One guy is trying to give some independent films, the kind that don’t make it to theaters or even festivals, some needed exposure by offering them as collections available at retailers like Nordstroms. It’s a great idea that takes the Starbucks model of making entertainment content availabe at point-of-purchase locations and applies it to artists who actually need distribution and not, for instance, Paul McCartney.
Ian at the Wikinomics blog talks about the frustrations of encountering business-relationship-shaped roadblocks in his attempts to simply enjoy a movie where and when he would like to. All the points he brings up are completely valid.
Scott Kirsner is likewise stumped by the push-back by some studios to Redbox. The problems they have seem to have to do with the fact that Redbox doesn’t provide as much of a monetary cut as outlets like Blockbuster, despite the fact that it gets movies seen by more people.
Popular set-top box service Vudu is looking to tap into the online video audience by enabling access to the wealth of free online video for its customers. That ranges from movies to news broadcasts and more.
I first saw Horton Hears a Who on a airplane flight from Chicago to Orlando and thought it was charming and kind of funny.
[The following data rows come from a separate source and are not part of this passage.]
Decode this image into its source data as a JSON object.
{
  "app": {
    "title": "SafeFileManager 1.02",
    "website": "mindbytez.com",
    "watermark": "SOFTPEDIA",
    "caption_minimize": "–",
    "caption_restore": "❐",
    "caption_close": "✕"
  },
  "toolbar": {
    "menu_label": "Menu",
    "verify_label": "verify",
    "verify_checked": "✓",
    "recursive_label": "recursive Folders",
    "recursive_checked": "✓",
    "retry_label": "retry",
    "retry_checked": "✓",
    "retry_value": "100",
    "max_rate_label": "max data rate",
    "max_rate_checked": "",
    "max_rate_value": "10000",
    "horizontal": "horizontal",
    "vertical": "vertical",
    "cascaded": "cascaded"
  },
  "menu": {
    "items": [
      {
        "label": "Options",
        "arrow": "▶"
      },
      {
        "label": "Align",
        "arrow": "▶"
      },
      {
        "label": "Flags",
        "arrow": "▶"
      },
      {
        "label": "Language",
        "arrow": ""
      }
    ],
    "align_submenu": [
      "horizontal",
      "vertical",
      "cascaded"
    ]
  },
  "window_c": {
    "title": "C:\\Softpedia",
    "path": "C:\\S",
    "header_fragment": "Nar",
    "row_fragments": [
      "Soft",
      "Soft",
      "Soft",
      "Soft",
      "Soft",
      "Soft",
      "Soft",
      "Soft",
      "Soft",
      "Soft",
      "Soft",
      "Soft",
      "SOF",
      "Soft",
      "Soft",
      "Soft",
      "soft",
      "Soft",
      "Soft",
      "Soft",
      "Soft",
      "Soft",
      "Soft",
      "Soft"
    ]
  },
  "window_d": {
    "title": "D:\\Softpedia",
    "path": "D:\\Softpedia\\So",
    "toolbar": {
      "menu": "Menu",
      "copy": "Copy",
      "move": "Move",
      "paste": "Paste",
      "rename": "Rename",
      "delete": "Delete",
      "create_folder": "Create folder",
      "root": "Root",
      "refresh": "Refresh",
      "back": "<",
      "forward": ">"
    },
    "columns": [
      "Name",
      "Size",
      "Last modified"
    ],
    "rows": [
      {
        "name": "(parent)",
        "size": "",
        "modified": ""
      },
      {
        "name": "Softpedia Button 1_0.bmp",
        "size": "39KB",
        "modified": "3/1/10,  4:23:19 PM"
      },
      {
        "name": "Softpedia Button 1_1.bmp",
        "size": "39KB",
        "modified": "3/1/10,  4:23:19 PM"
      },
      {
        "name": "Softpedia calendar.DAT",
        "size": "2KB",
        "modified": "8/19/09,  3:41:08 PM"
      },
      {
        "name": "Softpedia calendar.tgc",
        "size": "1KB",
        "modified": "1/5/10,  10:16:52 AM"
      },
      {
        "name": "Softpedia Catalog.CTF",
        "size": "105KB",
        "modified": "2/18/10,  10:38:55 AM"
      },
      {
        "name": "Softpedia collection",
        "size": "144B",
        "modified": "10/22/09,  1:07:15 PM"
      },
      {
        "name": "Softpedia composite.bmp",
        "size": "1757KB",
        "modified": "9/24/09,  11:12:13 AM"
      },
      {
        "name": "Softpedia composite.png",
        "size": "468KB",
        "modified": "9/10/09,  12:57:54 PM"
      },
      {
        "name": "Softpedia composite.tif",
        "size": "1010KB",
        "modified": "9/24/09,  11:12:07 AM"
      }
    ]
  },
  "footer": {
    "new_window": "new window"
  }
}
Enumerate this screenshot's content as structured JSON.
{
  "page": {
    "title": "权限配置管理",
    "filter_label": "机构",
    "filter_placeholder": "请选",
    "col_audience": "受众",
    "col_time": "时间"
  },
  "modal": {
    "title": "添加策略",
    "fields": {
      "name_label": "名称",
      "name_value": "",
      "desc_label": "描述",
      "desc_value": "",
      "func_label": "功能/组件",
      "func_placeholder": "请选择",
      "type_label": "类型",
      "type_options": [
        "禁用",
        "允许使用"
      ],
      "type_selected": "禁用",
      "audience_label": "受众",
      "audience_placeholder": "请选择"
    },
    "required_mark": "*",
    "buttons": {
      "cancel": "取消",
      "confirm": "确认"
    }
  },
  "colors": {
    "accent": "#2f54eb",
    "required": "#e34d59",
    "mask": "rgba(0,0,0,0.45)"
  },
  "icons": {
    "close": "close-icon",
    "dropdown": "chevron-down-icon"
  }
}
It’s hard to gauge a movie’s actual quality in an environment like that but I got the overall gist.
Watching the movie a second time on DVD it came through a lot better. The story remains essentially true to Dr. Suess’ original, with Horton the elephant finding a speck that has landed on a flower that he believes contains a whole civilization. He takes it upon himself to protect that speck while the Whos – the people who live in the world encompassed by the speck – begin to become aware that there’s a big world beyond their own senses.
At the time of its release there was a lot of press about how right-to-life advocates were adopting the movie as their own, based largely on Horton’s repeated mantra that “A person’s a person no matter how small.” While I thought that was a tad ridiculous at the time, watching the movie it’s hard not to view it in the light of the abortion rights and intelligent design debates.
The kangaroo that is out to destroy the speck and prove Horton is imagining things spouts many of the lines usually associated with satirical portrayals of conservatives who want to keep evolution out of the classroom. On the other hand her insistence that there can’t be life beyond what we see with our own eyes seems to be a parody-version of a liberal’s “life doesn’t start until it’s in the visible world” point of view.
But beyond any socio-political subtext Horton Hears a Who is a pretty enjoyable movie for the family. Some parents might not be thrilled with the amount of crotch-based humor (not a lot, but enough that I can think of two or three instances) in the previously gentle story but that’s going to depend on your overall point of view with kid’s films.
The DVD release of the movie adds a number of features to the film, including a Director’s Commentary as well as a handful of behind-the-scenes featurettes on everything from Jim Carrey’s voice performance to a couple dealing with the overall task of bringing the story to computer-animated life.
There’s also a Special Edition of the film that contains a second disc with a Digital Copy of the film for you to transfer to your iTunes library and then take with you on your iPod.